The problem:
In your copy, the records appear word for word and the pictures do not appear at all.

(App and web page records)
================

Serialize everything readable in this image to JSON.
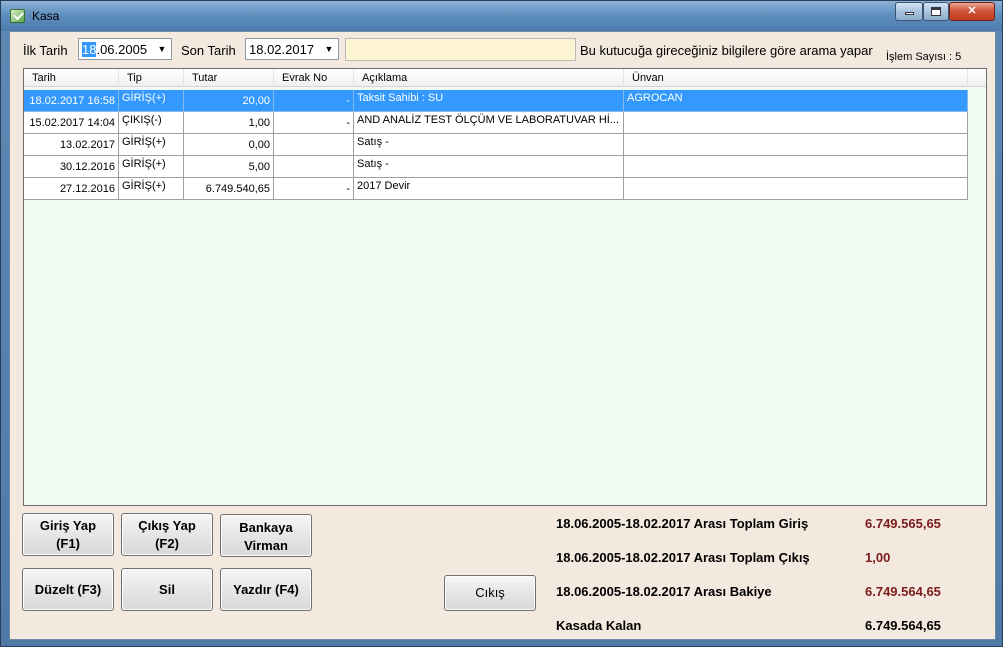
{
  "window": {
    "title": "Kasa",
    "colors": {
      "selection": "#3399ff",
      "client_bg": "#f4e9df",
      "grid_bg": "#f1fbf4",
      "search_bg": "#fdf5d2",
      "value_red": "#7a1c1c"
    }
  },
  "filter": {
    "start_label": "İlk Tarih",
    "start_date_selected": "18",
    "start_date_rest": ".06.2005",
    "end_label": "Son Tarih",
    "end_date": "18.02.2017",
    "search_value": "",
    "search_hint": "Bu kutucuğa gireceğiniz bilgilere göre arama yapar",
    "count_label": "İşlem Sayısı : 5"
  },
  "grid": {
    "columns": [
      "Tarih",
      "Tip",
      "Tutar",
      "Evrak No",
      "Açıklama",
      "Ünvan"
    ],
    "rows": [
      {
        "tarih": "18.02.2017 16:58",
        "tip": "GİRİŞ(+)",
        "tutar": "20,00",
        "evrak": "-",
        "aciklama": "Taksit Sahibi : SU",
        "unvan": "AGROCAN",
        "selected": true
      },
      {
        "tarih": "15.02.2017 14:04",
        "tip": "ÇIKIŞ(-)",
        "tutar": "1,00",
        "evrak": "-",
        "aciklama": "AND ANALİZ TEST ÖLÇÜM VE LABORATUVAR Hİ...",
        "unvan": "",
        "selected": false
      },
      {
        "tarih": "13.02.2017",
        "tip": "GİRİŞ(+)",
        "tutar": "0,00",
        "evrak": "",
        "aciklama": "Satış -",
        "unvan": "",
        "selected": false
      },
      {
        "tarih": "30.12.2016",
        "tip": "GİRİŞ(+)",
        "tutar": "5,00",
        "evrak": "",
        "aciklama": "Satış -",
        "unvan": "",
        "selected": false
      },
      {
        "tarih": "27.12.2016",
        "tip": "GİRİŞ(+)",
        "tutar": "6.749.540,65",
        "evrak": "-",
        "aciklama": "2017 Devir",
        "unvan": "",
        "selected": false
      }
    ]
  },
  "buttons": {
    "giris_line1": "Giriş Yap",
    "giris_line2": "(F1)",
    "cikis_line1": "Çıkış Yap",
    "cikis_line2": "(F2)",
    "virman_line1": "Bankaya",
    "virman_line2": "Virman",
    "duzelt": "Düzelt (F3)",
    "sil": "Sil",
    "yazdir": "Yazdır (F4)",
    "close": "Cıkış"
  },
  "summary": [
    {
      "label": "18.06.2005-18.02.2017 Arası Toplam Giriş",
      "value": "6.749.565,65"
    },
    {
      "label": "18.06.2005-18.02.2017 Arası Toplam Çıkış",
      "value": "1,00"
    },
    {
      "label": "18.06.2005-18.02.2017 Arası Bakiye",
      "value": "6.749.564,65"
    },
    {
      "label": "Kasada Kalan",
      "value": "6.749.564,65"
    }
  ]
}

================

Output below:
Serialize everything readable in this image to JSON.
{
  "window": {
    "title": "Kasa",
    "colors": {
      "selection": "#3399ff",
      "client_bg": "#f4e9df",
      "grid_bg": "#f1fbf4",
      "search_bg": "#fdf5d2",
      "value_red": "#7a1c1c"
    }
  },
  "filter": {
    "start_label": "İlk Tarih",
    "start_date_selected": "18",
    "start_date_rest": ".06.2005",
    "end_label": "Son Tarih",
    "end_date": "18.02.2017",
    "search_value": "",
    "search_hint": "Bu kutucuğa gireceğiniz bilgilere göre arama yapar",
    "count_label": "İşlem Sayısı : 5"
  },
  "grid": {
    "columns": [
      "Tarih",
      "Tip",
      "Tutar",
      "Evrak No",
      "Açıklama",
      "Ünvan"
    ],
    "rows": [
      {
        "tarih": "18.02.2017 16:58",
        "tip": "GİRİŞ(+)",
        "tutar": "20,00",
        "evrak": "-",
        "aciklama": "Taksit Sahibi : SU",
        "unvan": "AGROCAN",
        "selected": true
      },
      {
        "tarih": "15.02.2017 14:04",
        "tip": "ÇIKIŞ(-)",
        "tutar": "1,00",
        "evrak": "-",
        "aciklama": "AND ANALİZ TEST ÖLÇÜM VE LABORATUVAR Hİ...",
        "unvan": "",
        "selected": false
      },
      {
        "tarih": "13.02.2017",
        "tip": "GİRİŞ(+)",
        "tutar": "0,00",
        "evrak": "",
        "aciklama": "Satış -",
        "unvan": "",
        "selected": false
      },
      {
        "tarih": "30.12.2016",
        "tip": "GİRİŞ(+)",
        "tutar": "5,00",
        "evrak": "",
        "aciklama": "Satış -",
        "unvan": "",
        "selected": false
      },
      {
        "tarih": "27.12.2016",
        "tip": "GİRİŞ(+)",
        "tutar": "6.749.540,65",
        "evrak": "-",
        "aciklama": "2017 Devir",
        "unvan": "",
        "selected": false
      }
    ]
  },
  "buttons": {
    "giris_line1": "Giriş Yap",
    "giris_line2": "(F1)",
    "cikis_line1": "Çıkış Yap",
    "cikis_line2": "(F2)",
    "virman_line1": "Bankaya",
    "virman_line2": "Virman",
    "duzelt": "Düzelt (F3)",
    "sil": "Sil",
    "yazdir": "Yazdır (F4)",
    "close": "Cıkış"
  },
  "summary": [
    {
      "label": "18.06.2005-18.02.2017 Arası Toplam Giriş",
      "value": "6.749.565,65"
    },
    {
      "label": "18.06.2005-18.02.2017 Arası Toplam Çıkış",
      "value": "1,00"
    },
    {
      "label": "18.06.2005-18.02.2017 Arası Bakiye",
      "value": "6.749.564,65"
    },
    {
      "label": "Kasada Kalan",
      "value": "6.749.564,65"
    }
  ]
}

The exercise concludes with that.